- [TASK REQUIREMENTS]
How many lines in the records below contain the string "mushroom"? Answer with the number alone.

[Interface dataset entries]
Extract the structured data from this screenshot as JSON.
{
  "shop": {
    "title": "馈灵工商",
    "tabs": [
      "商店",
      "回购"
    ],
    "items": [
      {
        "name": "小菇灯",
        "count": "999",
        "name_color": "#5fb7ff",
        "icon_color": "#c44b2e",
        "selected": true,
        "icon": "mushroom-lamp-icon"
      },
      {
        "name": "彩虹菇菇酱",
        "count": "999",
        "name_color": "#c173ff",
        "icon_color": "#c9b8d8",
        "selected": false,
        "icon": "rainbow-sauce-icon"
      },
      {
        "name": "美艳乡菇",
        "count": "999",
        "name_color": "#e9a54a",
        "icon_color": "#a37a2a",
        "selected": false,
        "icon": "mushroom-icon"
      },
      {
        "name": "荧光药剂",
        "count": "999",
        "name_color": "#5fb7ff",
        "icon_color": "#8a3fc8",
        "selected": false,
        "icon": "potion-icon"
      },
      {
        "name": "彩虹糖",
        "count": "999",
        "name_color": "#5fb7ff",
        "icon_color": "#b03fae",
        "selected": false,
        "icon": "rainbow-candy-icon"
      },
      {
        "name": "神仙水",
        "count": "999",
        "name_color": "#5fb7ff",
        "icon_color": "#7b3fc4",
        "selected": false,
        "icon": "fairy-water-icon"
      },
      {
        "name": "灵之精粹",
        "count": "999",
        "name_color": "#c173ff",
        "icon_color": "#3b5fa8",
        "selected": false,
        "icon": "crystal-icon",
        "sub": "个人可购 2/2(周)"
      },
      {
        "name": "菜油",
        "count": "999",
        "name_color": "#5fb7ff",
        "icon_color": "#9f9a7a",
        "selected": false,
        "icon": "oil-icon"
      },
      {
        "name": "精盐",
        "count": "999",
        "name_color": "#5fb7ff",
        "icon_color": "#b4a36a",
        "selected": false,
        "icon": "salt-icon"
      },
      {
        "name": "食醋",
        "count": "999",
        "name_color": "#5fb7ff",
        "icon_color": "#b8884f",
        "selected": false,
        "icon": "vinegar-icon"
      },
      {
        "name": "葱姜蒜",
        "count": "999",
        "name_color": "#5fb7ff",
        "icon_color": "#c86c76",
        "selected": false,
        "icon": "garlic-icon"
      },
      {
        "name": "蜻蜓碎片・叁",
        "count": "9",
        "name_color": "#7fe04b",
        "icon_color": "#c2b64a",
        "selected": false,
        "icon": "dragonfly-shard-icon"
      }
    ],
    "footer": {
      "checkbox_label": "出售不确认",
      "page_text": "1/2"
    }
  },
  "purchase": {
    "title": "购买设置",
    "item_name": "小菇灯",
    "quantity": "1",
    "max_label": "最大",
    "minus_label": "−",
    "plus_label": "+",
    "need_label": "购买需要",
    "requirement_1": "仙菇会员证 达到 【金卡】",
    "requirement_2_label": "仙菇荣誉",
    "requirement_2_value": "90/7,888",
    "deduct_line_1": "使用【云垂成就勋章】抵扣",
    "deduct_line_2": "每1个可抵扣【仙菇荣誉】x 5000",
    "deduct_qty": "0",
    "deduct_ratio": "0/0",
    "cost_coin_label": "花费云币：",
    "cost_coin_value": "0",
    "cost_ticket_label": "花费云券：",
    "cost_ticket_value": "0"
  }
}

- [WRITTEN REPLY]
2